Give back the whole listing exactly as shown.

|---|

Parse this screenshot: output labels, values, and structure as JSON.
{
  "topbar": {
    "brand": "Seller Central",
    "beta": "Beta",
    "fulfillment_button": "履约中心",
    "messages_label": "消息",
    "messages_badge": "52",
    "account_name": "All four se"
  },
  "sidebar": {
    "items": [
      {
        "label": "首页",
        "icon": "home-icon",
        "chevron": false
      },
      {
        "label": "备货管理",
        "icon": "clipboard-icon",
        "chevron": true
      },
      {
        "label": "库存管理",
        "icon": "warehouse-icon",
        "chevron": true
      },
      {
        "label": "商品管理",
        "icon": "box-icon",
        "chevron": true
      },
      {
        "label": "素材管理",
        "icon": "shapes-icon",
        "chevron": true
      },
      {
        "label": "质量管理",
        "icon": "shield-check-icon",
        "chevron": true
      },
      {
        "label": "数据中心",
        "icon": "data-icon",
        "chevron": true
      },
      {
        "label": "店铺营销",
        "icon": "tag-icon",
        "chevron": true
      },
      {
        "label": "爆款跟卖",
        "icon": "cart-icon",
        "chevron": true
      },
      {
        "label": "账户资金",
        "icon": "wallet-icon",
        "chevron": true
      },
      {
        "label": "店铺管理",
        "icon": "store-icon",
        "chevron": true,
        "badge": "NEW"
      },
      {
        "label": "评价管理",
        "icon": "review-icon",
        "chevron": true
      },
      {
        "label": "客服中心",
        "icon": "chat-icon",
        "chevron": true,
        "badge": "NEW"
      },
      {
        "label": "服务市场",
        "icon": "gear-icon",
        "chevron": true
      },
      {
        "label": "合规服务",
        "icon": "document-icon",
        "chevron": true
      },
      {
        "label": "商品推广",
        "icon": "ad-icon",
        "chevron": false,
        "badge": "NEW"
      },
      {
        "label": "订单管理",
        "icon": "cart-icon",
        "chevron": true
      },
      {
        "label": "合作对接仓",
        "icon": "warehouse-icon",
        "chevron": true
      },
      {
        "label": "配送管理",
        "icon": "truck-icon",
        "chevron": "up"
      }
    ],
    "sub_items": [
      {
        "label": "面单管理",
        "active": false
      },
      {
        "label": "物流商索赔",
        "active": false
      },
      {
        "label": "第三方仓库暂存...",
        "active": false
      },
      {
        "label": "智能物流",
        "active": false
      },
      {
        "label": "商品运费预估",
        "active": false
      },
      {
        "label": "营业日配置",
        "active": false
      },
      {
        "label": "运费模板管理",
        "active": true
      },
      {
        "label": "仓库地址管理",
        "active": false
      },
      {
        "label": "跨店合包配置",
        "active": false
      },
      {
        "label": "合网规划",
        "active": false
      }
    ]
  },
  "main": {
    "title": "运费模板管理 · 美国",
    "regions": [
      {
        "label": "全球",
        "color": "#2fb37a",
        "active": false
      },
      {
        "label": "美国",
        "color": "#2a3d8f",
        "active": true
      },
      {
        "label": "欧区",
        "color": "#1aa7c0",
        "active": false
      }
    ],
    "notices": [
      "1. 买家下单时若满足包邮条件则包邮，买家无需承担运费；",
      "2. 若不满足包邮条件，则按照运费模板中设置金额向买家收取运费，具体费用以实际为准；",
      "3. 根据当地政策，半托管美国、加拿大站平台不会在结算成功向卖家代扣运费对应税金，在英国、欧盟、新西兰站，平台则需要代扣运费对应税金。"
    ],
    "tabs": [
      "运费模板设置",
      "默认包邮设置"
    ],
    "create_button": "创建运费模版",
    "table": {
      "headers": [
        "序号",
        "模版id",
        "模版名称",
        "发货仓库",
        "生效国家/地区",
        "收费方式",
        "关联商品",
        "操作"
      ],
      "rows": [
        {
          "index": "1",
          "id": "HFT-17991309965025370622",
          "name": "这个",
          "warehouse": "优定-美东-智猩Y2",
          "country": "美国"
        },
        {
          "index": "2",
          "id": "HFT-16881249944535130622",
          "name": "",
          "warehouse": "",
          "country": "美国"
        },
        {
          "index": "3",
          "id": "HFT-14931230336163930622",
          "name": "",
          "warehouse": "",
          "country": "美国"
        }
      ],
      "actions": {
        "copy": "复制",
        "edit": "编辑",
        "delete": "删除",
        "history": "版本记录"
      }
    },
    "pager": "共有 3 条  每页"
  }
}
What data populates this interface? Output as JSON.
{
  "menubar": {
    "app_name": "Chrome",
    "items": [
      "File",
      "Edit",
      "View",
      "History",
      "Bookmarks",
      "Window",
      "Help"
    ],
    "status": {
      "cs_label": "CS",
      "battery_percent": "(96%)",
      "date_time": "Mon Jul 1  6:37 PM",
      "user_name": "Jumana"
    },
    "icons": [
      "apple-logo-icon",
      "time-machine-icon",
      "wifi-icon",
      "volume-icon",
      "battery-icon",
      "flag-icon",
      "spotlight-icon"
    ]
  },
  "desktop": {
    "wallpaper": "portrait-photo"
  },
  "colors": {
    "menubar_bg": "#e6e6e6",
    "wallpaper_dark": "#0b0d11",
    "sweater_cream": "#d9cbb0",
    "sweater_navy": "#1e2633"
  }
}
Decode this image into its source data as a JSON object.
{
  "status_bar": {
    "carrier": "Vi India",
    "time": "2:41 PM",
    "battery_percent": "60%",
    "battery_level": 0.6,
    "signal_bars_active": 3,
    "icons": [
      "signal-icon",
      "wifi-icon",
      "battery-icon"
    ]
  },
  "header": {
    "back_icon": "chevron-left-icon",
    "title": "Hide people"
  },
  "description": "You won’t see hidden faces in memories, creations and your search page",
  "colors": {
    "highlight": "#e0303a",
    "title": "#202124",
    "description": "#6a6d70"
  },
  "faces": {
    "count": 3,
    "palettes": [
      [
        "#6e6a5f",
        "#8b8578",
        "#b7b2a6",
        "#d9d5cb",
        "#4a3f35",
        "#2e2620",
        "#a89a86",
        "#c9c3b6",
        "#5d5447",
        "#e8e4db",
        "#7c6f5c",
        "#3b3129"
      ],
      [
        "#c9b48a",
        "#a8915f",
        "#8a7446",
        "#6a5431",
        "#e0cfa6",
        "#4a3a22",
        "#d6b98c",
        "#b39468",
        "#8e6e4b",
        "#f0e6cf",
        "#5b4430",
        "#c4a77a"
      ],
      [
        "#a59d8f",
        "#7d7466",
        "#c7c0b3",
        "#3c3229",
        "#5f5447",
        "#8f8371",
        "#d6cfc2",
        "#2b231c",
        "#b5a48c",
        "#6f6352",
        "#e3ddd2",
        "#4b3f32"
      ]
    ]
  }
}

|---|

> Result
Parse this screenshot: output labels, values, and structure as JSON.
{
  "topbar": {
    "brand": "Seller Central",
    "beta": "Beta",
    "fulfillment_button": "履约中心",
    "messages_label": "消息",
    "messages_badge": "52",
    "account_name": "All four se"
  },
  "sidebar": {
    "items": [
      {
        "label": "首页",
        "icon": "home-icon",
        "chevron": false
      },
      {
        "label": "备货管理",
        "icon": "clipboard-icon",
        "chevron": true
      },
      {
        "label": "库存管理",
        "icon": "warehouse-icon",
        "chevron": true
      },
      {
        "label": "商品管理",
        "icon": "box-icon",
        "chevron": true
      },
      {
        "label": "素材管理",
        "icon": "shapes-icon",
        "chevron": true
      },
      {
        "label": "质量管理",
        "icon": "shield-check-icon",
        "chevron": true
      },
      {
        "label": "数据中心",
        "icon": "data-icon",
        "chevron": true
      },
      {
        "label": "店铺营销",
        "icon": "tag-icon",
        "chevron": true
      },
      {
        "label": "爆款跟卖",
        "icon": "cart-icon",
        "chevron": true
      },
      {
        "label": "账户资金",
        "icon": "wallet-icon",
        "chevron": true
      },
      {
        "label": "店铺管理",
        "icon": "store-icon",
        "chevron": true,
        "badge": "NEW"
      },
      {
        "label": "评价管理",
        "icon": "review-icon",
        "chevron": true
      },
      {
        "label": "客服中心",
        "icon": "chat-icon",
        "chevron": true,
        "badge": "NEW"
      },
      {
        "label": "服务市场",
        "icon": "gear-icon",
        "chevron": true
      },
      {
        "label": "合规服务",
        "icon": "document-icon",
        "chevron": true
      },
      {
        "label": "商品推广",
        "icon": "ad-icon",
        "chevron": false,
        "badge": "NEW"
      },
      {
        "label": "订单管理",
        "icon": "cart-icon",
        "chevron": true
      },
      {
        "label": "合作对接仓",
        "icon": "warehouse-icon",
        "chevron": true
      },
      {
        "label": "配送管理",
        "icon": "truck-icon",
        "chevron": "up"
      }
    ],
    "sub_items": [
      {
        "label": "面单管理",
        "active": false
      },
      {
        "label": "物流商索赔",
        "active": false
      },
      {
        "label": "第三方仓库暂存...",
        "active": false
      },
      {
        "label": "智能物流",
        "active": false
      },
      {
        "label": "商品运费预估",
        "active": false
      },
      {
        "label": "营业日配置",
        "active": false
      },
      {
        "label": "运费模板管理",
        "active": true
      },
      {
        "label": "仓库地址管理",
        "active": false
      },
      {
        "label": "跨店合包配置",
        "active": false
      },
      {
        "label": "合网规划",
        "active": false
      }
    ]
  },
  "main": {
    "title": "运费模板管理 · 美国",
    "regions": [
      {
        "label": "全球",
        "color": "#2fb37a",
        "active": false
      },
      {
        "label": "美国",
        "color": "#2a3d8f",
        "active": true
      },
      {
        "label": "欧区",
        "color": "#1aa7c0",
        "active": false
      }
    ],
    "notices": [
      "1. 买家下单时若满足包邮条件则包邮，买家无需承担运费；",
      "2. 若不满足包邮条件，则按照运费模板中设置金额向买家收取运费，具体费用以实际为准；",
      "3. 根据当地政策，半托管美国、加拿大站平台不会在结算成功向卖家代扣运费对应税金，在英国、欧盟、新西兰站，平台则需要代扣运费对应税金。"
    ],
    "tabs": [
      "运费模板设置",
      "默认包邮设置"
    ],
    "create_button": "创建运费模版",
    "table": {
      "headers": [
        "序号",
        "模版id",
        "模版名称",
        "发货仓库",
        "生效国家/地区",
        "收费方式",
        "关联商品",
        "操作"
      ],
      "rows": [
        {
          "index": "1",
          "id": "HFT-17991309965025370622",
          "name": "这个",
          "warehouse": "优定-美东-智猩Y2",
          "country": "美国"
        },
        {
          "index": "2",
          "id": "HFT-16881249944535130622",
          "name": "",
          "warehouse": "",
          "country": "美国"
        },
        {
          "index": "3",
          "id": "HFT-14931230336163930622",
          "name": "",
          "warehouse": "",
          "country": "美国"
        }
      ],
      "actions": {
        "copy": "复制",
        "edit": "编辑",
        "delete": "删除",
        "history": "版本记录"
      }
    },
    "pager": "共有 3 条  每页"
  }
}
What data populates this interface? Output as JSON.
{
  "menubar": {
    "app_name": "Chrome",
    "items": [
      "File",
      "Edit",
      "View",
      "History",
      "Bookmarks",
      "Window",
      "Help"
    ],
    "status": {
      "cs_label": "CS",
      "battery_percent": "(96%)",
      "date_time": "Mon Jul 1  6:37 PM",
      "user_name": "Jumana"
    },
    "icons": [
      "apple-logo-icon",
      "time-machine-icon",
      "wifi-icon",
      "volume-icon",
      "battery-icon",
      "flag-icon",
      "spotlight-icon"
    ]
  },
  "desktop": {
    "wallpaper": "portrait-photo"
  },
  "colors": {
    "menubar_bg": "#e6e6e6",
    "wallpaper_dark": "#0b0d11",
    "sweater_cream": "#d9cbb0",
    "sweater_navy": "#1e2633"
  }
}
Decode this image into its source data as a JSON object.
{
  "status_bar": {
    "carrier": "Vi India",
    "time": "2:41 PM",
    "battery_percent": "60%",
    "battery_level": 0.6,
    "signal_bars_active": 3,
    "icons": [
      "signal-icon",
      "wifi-icon",
      "battery-icon"
    ]
  },
  "header": {
    "back_icon": "chevron-left-icon",
    "title": "Hide people"
  },
  "description": "You won’t see hidden faces in memories, creations and your search page",
  "colors": {
    "highlight": "#e0303a",
    "title": "#202124",
    "description": "#6a6d70"
  },
  "faces": {
    "count": 3,
    "palettes": [
      [
        "#6e6a5f",
        "#8b8578",
        "#b7b2a6",
        "#d9d5cb",
        "#4a3f35",
        "#2e2620",
        "#a89a86",
        "#c9c3b6",
        "#5d5447",
        "#e8e4db",
        "#7c6f5c",
        "#3b3129"
      ],
      [
        "#c9b48a",
        "#a8915f",
        "#8a7446",
        "#6a5431",
        "#e0cfa6",
        "#4a3a22",
        "#d6b98c",
        "#b39468",
        "#8e6e4b",
        "#f0e6cf",
        "#5b4430",
        "#c4a77a"
      ],
      [
        "#a59d8f",
        "#7d7466",
        "#c7c0b3",
        "#3c3229",
        "#5f5447",
        "#8f8371",
        "#d6cfc2",
        "#2b231c",
        "#b5a48c",
        "#6f6352",
        "#e3ddd2",
        "#4b3f32"
      ]
    ]
  }
}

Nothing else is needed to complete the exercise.